The effects of sampling bias must be considered: 1) participants self-selected for the study; 2) participants were all recruited from Australia; and 3) although we attempted to recruit a diverse sample of GPs, participating GPs were all practising in urban cities in Victoria. Participants recruited via other sources or from other parts of the world may have produced different data. Although a near 30% attrition rate was observed across the three rounds of data collection, sample sizes for each activity met recommendations for concept-mapping studies.
Further research is needed to understand the potential enablers to improving the way in which GPs could provide support to people with age-related hearing loss in other jurisdictions. Interventional studies are needed to equip and empower GPs with the skills and resources to better support the detection and management of age-related hearing loss within the primary care setting. Such studies could focus on hearing-specific interventions (e.g. increasing knowledge of hearing loss impacts and management options, increasing professional networks, and incorporating hearing screening and referral into routine practices) or might target traits more broadly required for high-quality patient care (e.g. improving GPs’ attentiveness and listening skills, and ability to discuss patient concerns with empathy and respect).
This study highlights the many ways in which GPs could be better equipped to support patients with age-related hearing loss in their help-seeking and rehabilitation journey. Approaches were described within five overarching concepts: three were specific to hearing (having knowledge and understanding; being connected to expert hearing professional networks; and making hearing assessment part of routine care) and two described more general traits of high-quality patient care more broadly (asking questions and raising concerns; and listening with empathy and respect). There is scope to optimise how GPs support the help-seeking pathway for adults with hearing loss within general practice.
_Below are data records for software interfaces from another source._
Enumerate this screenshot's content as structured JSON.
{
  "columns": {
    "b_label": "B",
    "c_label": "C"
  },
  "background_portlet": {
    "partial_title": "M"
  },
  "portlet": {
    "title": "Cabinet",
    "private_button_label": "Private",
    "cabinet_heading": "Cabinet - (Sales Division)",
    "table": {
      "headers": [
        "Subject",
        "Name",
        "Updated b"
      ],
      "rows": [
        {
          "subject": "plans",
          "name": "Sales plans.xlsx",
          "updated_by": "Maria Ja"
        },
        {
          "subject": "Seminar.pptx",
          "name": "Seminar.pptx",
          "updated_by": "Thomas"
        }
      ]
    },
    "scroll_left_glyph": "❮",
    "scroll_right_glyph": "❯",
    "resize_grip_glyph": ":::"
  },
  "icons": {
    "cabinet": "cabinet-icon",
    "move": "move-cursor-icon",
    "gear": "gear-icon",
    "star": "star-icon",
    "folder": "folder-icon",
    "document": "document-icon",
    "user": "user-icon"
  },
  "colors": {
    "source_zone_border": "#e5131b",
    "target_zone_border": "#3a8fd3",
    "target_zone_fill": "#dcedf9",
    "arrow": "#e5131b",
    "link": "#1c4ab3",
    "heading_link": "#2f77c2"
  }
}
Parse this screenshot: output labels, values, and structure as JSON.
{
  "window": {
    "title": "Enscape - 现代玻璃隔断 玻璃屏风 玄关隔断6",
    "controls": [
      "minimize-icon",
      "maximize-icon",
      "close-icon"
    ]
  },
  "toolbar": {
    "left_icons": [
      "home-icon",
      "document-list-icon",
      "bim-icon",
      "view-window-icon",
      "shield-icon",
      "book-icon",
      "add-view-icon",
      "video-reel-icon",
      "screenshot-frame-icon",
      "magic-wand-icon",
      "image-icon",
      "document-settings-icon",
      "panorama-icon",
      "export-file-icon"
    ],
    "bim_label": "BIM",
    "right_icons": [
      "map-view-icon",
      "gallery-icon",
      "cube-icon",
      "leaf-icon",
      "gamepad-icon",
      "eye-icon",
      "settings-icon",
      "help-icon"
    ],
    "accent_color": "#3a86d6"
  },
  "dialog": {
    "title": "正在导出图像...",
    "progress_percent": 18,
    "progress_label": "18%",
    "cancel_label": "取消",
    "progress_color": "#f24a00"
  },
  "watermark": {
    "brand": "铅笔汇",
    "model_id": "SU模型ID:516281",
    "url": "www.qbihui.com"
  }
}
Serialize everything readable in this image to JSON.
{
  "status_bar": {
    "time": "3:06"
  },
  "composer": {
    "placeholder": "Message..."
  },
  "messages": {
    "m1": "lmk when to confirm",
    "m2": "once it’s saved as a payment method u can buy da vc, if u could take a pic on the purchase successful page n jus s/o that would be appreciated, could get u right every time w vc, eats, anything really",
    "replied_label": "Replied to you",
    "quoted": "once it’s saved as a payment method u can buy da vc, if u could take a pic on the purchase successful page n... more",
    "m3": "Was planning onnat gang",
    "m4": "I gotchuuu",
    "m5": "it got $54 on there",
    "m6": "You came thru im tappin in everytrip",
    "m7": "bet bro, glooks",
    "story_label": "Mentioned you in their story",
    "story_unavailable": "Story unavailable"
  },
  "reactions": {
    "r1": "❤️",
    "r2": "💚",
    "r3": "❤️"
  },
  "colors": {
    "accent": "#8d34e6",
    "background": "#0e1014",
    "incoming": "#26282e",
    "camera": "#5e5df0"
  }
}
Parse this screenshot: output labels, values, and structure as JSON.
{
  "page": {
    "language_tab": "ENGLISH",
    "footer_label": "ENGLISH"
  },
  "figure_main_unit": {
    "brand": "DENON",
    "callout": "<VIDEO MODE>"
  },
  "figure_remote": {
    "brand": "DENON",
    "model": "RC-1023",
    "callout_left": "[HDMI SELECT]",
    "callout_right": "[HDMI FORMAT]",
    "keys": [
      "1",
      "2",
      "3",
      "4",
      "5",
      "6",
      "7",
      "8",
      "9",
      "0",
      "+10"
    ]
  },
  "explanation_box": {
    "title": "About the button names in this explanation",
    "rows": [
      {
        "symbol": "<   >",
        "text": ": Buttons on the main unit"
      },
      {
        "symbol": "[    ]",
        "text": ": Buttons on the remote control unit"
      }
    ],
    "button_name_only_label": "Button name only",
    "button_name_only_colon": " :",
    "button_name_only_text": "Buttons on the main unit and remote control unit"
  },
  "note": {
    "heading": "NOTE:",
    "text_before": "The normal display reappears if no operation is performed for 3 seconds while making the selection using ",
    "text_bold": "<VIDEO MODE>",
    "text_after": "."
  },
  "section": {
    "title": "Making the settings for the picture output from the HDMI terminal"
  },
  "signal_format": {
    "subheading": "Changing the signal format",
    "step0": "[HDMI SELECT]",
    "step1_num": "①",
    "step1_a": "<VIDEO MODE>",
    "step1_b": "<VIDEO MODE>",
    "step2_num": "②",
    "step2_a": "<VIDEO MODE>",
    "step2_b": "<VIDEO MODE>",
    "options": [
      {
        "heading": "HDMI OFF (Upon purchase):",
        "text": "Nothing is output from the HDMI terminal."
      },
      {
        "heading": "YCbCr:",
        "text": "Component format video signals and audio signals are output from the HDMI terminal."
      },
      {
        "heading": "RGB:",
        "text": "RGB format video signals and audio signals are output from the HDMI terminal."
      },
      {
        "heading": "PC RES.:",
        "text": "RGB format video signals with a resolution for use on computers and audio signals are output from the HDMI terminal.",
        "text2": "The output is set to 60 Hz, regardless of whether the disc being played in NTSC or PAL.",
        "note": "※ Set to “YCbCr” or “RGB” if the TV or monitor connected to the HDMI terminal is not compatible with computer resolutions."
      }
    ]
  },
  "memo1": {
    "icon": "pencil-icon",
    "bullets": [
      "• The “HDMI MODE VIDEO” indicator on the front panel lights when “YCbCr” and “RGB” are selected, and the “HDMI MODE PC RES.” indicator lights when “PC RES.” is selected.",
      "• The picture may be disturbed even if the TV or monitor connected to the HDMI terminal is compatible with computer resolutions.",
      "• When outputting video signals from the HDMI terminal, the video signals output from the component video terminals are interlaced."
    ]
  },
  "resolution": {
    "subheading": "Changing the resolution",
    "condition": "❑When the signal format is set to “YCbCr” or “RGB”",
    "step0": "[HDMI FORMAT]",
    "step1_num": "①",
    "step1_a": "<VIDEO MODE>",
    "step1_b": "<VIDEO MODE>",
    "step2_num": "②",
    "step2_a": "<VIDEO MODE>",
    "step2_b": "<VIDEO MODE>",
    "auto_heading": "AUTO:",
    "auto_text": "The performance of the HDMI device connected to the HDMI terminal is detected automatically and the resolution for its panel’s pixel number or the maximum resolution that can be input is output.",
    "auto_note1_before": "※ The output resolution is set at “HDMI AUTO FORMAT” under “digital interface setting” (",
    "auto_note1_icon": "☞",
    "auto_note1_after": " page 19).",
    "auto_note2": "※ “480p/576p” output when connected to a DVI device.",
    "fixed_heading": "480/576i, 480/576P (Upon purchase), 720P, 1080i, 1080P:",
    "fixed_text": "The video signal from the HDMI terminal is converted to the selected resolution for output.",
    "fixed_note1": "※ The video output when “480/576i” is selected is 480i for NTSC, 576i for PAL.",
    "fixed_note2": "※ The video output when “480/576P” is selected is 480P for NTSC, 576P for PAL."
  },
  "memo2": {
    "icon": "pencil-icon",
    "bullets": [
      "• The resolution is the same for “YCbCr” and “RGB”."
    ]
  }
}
We would like to thank the participants for devoting their time, and the hearing clinics and community groups (Lions Hearing Foundation of Western Australia and the Deafness Foundation) for assisting with participant recruitment.
Externally peer reviewed, invited. CB and JV are Guest Editors of this themed issue of Public Health Research & Practice. They had no part in the peer-review process for this paper.
© 2021 Bennett. This work is licensed under a Creative Commons Attribution-NonCommercial-ShareAlike 4.0 International Licence, which allows others to redistribute, adapt and share this work non-commercially provided they attribute the work and any adapted version of it is distributed under the same Creative Commons licence terms.